#### Exercise
All of the data that follows is to be printed exactly, without pictures.

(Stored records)
-------

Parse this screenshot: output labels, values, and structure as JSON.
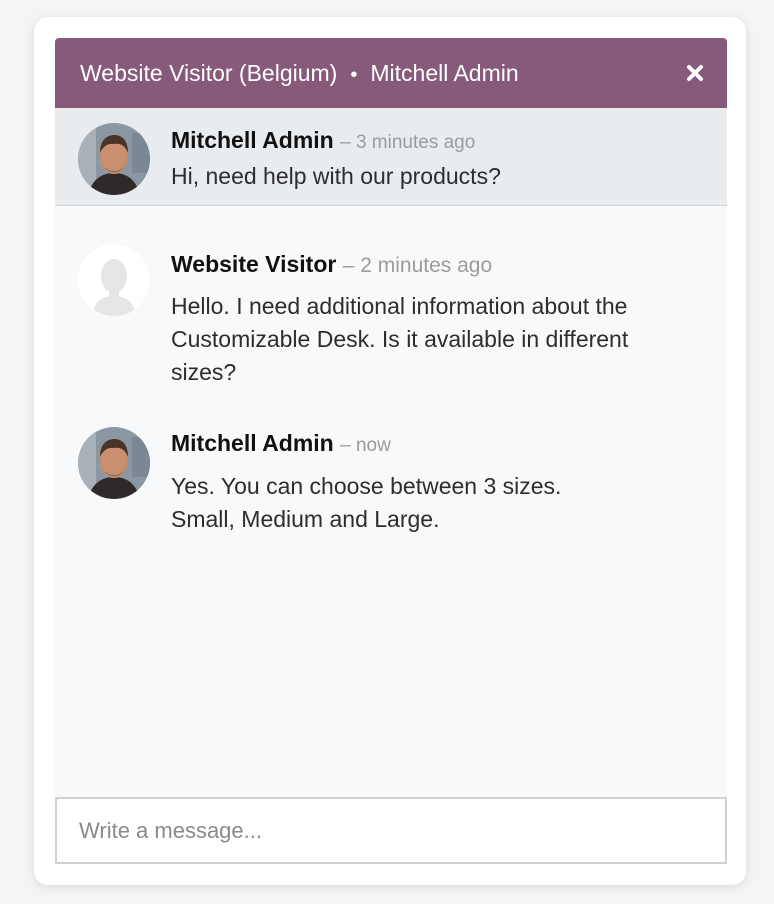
{
  "colors": {
    "header_bg": "#875a7b",
    "pinned_bg": "#e9ecef",
    "thread_bg": "#f8f9fa"
  },
  "header": {
    "visitor": "Website Visitor (Belgium)",
    "separator": "•",
    "operator": "Mitchell Admin",
    "close_icon": "close-icon"
  },
  "messages": [
    {
      "author": "Mitchell Admin",
      "date": "– 3 minutes ago",
      "text": "Hi, need help with our products?",
      "avatar": "operator-avatar"
    },
    {
      "author": "Website Visitor",
      "date": "– 2 minutes ago",
      "text": "Hello. I need additional information about the Customizable Desk. Is it available in different sizes?",
      "avatar": "visitor-avatar"
    },
    {
      "author": "Mitchell Admin",
      "date": "– now",
      "text": "Yes. You can choose between 3 sizes. Small, Medium and Large.",
      "avatar": "operator-avatar"
    }
  ],
  "composer": {
    "placeholder": "Write a message...",
    "value": ""
  }
}
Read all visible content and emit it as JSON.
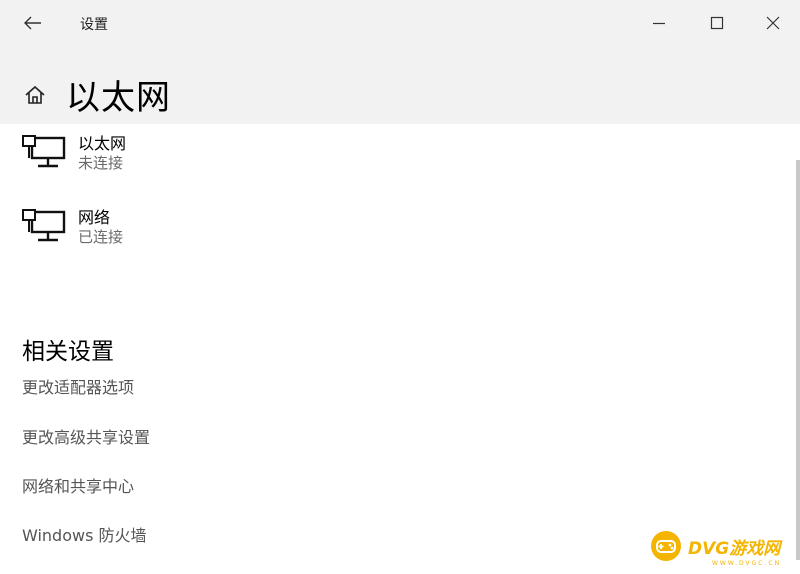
{
  "window": {
    "app_title": "设置",
    "page_title": "以太网"
  },
  "networks": [
    {
      "name": "以太网",
      "status": "未连接"
    },
    {
      "name": "网络",
      "status": "已连接"
    }
  ],
  "related": {
    "title": "相关设置",
    "links": [
      "更改适配器选项",
      "更改高级共享设置",
      "网络和共享中心",
      "Windows 防火墙"
    ]
  },
  "watermark": {
    "text": "DVG游戏网",
    "sub": "WWW.DVGC.CN",
    "color": "#f4b400"
  },
  "icons": [
    "back-arrow-icon",
    "minimize-icon",
    "maximize-icon",
    "close-icon",
    "home-icon",
    "ethernet-icon"
  ]
}
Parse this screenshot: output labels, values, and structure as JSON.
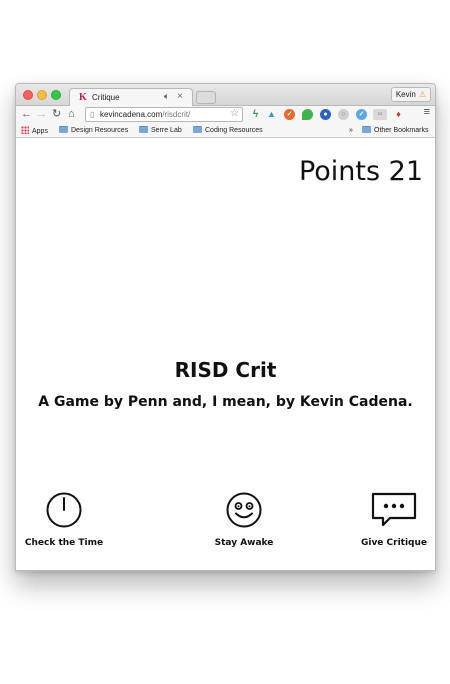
{
  "browser": {
    "tab": {
      "favicon": "K",
      "title": "Critique",
      "audio_icon": "speaker-icon",
      "close_glyph": "×"
    },
    "profile": {
      "name": "Kevin",
      "badge": "⚠"
    },
    "address": {
      "host": "kevincadena.com",
      "path": "/risdcrit/"
    },
    "bookmarks": [
      {
        "label": "Apps",
        "icon": "apps-grid-icon"
      },
      {
        "label": "Design Resources",
        "icon": "folder-icon"
      },
      {
        "label": "Serre Lab",
        "icon": "folder-icon"
      },
      {
        "label": "Coding Resources",
        "icon": "folder-icon"
      }
    ],
    "overflow_glyph": "»",
    "other_bookmarks": "Other Bookmarks"
  },
  "game": {
    "points_label": "Points 21",
    "title": "RISD Crit",
    "subtitle": "A Game by Penn and, I mean, by Kevin Cadena.",
    "actions": [
      {
        "label": "Check the Time",
        "icon": "clock-icon"
      },
      {
        "label": "Stay Awake",
        "icon": "smiley-icon"
      },
      {
        "label": "Give Critique",
        "icon": "speech-bubble-icon"
      }
    ]
  },
  "colors": {
    "close": "#fc605c",
    "minimize": "#fdbc40",
    "maximize": "#34c84a",
    "folder": "#7aa7d8",
    "text": "#111111"
  }
}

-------

#### Completed exercise
Parse this screenshot: output labels, values, and structure as JSON.
{
  "colors": {
    "header_bg": "#875a7b",
    "pinned_bg": "#e9ecef",
    "thread_bg": "#f8f9fa"
  },
  "header": {
    "visitor": "Website Visitor (Belgium)",
    "separator": "•",
    "operator": "Mitchell Admin",
    "close_icon": "close-icon"
  },
  "messages": [
    {
      "author": "Mitchell Admin",
      "date": "– 3 minutes ago",
      "text": "Hi, need help with our products?",
      "avatar": "operator-avatar"
    },
    {
      "author": "Website Visitor",
      "date": "– 2 minutes ago",
      "text": "Hello. I need additional information about the Customizable Desk. Is it available in different sizes?",
      "avatar": "visitor-avatar"
    },
    {
      "author": "Mitchell Admin",
      "date": "– now",
      "text": "Yes. You can choose between 3 sizes. Small, Medium and Large.",
      "avatar": "operator-avatar"
    }
  ],
  "composer": {
    "placeholder": "Write a message...",
    "value": ""
  }
}
Read all visible content and emit it as JSON.
{
  "window": {
    "app_title": "设置",
    "page_title": "以太网"
  },
  "networks": [
    {
      "name": "以太网",
      "status": "未连接"
    },
    {
      "name": "网络",
      "status": "已连接"
    }
  ],
  "related": {
    "title": "相关设置",
    "links": [
      "更改适配器选项",
      "更改高级共享设置",
      "网络和共享中心",
      "Windows 防火墙"
    ]
  },
  "watermark": {
    "text": "DVG游戏网",
    "sub": "WWW.DVGC.CN",
    "color": "#f4b400"
  },
  "icons": [
    "back-arrow-icon",
    "minimize-icon",
    "maximize-icon",
    "close-icon",
    "home-icon",
    "ethernet-icon"
  ]
}
Parse this screenshot: output labels, values, and structure as JSON.
{
  "browser": {
    "tab": {
      "favicon": "K",
      "title": "Critique",
      "audio_icon": "speaker-icon",
      "close_glyph": "×"
    },
    "profile": {
      "name": "Kevin",
      "badge": "⚠"
    },
    "address": {
      "host": "kevincadena.com",
      "path": "/risdcrit/"
    },
    "bookmarks": [
      {
        "label": "Apps",
        "icon": "apps-grid-icon"
      },
      {
        "label": "Design Resources",
        "icon": "folder-icon"
      },
      {
        "label": "Serre Lab",
        "icon": "folder-icon"
      },
      {
        "label": "Coding Resources",
        "icon": "folder-icon"
      }
    ],
    "overflow_glyph": "»",
    "other_bookmarks": "Other Bookmarks"
  },
  "game": {
    "points_label": "Points 21",
    "title": "RISD Crit",
    "subtitle": "A Game by Penn and, I mean, by Kevin Cadena.",
    "actions": [
      {
        "label": "Check the Time",
        "icon": "clock-icon"
      },
      {
        "label": "Stay Awake",
        "icon": "smiley-icon"
      },
      {
        "label": "Give Critique",
        "icon": "speech-bubble-icon"
      }
    ]
  },
  "colors": {
    "close": "#fc605c",
    "minimize": "#fdbc40",
    "maximize": "#34c84a",
    "folder": "#7aa7d8",
    "text": "#111111"
  }
}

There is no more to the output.